• _Input records_:
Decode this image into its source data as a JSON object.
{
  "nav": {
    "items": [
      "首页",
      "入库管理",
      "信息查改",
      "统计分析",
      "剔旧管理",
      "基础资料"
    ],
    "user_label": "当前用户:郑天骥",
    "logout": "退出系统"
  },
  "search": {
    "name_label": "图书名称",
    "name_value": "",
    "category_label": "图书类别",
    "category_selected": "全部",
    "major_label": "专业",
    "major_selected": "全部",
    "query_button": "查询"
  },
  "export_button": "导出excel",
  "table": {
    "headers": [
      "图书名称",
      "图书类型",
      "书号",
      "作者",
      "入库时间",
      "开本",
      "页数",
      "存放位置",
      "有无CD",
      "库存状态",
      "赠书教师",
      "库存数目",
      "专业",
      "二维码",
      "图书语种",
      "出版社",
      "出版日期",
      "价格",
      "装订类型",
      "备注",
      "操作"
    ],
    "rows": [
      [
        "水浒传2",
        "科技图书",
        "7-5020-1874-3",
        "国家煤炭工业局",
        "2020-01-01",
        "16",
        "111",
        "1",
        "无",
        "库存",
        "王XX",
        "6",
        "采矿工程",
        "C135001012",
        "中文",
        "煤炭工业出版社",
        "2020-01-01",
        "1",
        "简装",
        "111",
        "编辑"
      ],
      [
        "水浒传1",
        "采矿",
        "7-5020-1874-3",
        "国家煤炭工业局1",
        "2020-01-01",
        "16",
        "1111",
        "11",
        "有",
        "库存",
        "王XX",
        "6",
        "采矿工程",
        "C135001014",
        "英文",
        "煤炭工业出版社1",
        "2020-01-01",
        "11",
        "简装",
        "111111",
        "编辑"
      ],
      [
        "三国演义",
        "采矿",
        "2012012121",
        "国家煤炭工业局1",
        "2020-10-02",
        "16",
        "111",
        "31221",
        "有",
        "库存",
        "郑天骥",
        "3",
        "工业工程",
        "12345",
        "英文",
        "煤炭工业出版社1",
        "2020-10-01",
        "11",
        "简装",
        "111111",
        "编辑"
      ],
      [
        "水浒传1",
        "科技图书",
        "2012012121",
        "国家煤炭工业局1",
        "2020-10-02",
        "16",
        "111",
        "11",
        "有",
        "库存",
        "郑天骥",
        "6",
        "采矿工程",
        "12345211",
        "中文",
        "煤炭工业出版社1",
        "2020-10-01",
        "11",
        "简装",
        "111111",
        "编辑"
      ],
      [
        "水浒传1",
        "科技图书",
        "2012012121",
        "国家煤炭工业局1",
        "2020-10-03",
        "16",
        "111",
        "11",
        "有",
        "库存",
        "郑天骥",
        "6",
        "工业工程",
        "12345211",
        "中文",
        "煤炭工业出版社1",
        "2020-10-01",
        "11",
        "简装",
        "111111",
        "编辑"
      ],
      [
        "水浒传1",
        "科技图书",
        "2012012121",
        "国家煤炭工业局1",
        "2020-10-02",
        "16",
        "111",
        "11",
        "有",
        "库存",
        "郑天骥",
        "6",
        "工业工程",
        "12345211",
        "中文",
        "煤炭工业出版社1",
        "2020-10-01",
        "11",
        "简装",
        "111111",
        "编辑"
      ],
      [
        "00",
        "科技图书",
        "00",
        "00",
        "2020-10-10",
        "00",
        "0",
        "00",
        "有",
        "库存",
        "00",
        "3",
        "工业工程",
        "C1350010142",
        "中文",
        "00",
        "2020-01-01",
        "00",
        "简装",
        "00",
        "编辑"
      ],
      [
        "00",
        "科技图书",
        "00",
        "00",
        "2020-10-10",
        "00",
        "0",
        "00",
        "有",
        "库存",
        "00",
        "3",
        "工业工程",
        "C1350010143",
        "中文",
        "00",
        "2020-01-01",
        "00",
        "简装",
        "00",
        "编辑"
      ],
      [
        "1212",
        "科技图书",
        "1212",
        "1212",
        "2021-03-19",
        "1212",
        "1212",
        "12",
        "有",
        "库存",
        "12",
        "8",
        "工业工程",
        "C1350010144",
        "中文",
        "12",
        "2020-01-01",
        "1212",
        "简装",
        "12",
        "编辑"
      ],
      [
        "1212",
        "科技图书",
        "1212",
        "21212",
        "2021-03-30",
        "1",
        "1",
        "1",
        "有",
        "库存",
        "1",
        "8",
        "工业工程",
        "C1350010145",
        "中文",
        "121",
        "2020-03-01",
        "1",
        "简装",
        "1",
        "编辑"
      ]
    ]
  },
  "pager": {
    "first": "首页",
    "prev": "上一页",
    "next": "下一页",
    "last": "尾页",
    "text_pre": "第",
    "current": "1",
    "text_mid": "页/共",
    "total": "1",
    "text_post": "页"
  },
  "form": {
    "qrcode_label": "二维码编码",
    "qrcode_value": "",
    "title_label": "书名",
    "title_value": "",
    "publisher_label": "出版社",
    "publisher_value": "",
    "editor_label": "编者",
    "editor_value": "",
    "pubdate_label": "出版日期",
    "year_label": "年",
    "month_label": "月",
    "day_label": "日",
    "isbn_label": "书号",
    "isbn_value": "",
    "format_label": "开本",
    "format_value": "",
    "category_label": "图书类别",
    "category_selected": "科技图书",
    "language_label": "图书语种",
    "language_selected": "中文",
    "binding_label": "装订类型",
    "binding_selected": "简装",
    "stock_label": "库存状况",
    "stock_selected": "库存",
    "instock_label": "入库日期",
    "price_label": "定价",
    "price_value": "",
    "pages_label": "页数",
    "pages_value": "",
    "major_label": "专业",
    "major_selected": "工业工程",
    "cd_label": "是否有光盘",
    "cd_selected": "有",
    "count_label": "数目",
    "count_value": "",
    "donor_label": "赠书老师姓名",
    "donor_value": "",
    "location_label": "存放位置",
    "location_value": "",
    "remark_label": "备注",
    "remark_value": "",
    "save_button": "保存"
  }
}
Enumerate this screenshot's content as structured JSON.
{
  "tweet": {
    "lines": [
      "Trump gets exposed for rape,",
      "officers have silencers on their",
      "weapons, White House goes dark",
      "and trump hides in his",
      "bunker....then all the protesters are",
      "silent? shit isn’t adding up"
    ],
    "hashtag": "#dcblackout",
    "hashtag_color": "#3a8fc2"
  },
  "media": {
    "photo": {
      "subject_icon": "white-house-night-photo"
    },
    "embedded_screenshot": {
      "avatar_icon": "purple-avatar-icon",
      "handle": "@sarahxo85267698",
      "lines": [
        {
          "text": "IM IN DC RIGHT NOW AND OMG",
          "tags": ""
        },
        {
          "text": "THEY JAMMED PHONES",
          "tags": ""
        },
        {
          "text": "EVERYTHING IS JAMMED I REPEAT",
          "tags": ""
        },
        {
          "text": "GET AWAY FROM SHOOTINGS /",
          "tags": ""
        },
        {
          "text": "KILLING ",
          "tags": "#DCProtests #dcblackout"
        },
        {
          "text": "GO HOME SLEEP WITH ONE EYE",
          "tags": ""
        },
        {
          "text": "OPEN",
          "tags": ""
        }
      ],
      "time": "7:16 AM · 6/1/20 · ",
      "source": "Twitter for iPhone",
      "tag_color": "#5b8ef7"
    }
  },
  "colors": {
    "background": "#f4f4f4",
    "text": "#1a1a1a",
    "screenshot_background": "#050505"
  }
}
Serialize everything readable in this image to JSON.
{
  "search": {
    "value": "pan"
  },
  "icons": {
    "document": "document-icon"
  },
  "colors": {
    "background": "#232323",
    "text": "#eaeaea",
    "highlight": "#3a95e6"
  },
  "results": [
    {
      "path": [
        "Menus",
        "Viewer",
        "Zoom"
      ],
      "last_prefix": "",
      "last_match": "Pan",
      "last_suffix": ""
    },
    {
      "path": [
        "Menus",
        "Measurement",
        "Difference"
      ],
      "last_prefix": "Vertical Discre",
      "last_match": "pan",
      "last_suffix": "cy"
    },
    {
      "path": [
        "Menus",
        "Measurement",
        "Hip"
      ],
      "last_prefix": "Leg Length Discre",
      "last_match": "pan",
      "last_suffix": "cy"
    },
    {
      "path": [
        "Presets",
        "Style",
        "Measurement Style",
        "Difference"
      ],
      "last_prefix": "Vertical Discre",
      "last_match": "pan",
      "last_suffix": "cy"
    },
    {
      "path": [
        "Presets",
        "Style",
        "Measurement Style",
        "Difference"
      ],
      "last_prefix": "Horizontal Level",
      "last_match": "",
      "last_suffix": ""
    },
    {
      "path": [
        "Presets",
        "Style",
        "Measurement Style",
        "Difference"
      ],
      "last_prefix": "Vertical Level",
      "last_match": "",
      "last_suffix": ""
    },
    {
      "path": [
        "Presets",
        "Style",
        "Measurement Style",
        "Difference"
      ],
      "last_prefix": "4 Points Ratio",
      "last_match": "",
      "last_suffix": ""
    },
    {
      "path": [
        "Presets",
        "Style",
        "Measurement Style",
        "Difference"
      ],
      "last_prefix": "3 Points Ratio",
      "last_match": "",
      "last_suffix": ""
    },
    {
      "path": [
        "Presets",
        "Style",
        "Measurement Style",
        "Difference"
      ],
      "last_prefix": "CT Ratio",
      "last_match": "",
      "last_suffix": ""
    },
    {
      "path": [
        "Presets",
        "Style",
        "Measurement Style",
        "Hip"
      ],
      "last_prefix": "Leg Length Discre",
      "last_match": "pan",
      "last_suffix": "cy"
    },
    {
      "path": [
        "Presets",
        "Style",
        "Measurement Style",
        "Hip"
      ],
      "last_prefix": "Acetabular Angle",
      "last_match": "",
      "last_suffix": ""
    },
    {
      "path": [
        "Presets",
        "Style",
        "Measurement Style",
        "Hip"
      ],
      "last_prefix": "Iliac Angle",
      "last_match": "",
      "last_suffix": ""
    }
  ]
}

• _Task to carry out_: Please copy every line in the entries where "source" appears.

• _Solution_:
Decode this image into its source data as a JSON object.
      "source": "Twitter for iPhone",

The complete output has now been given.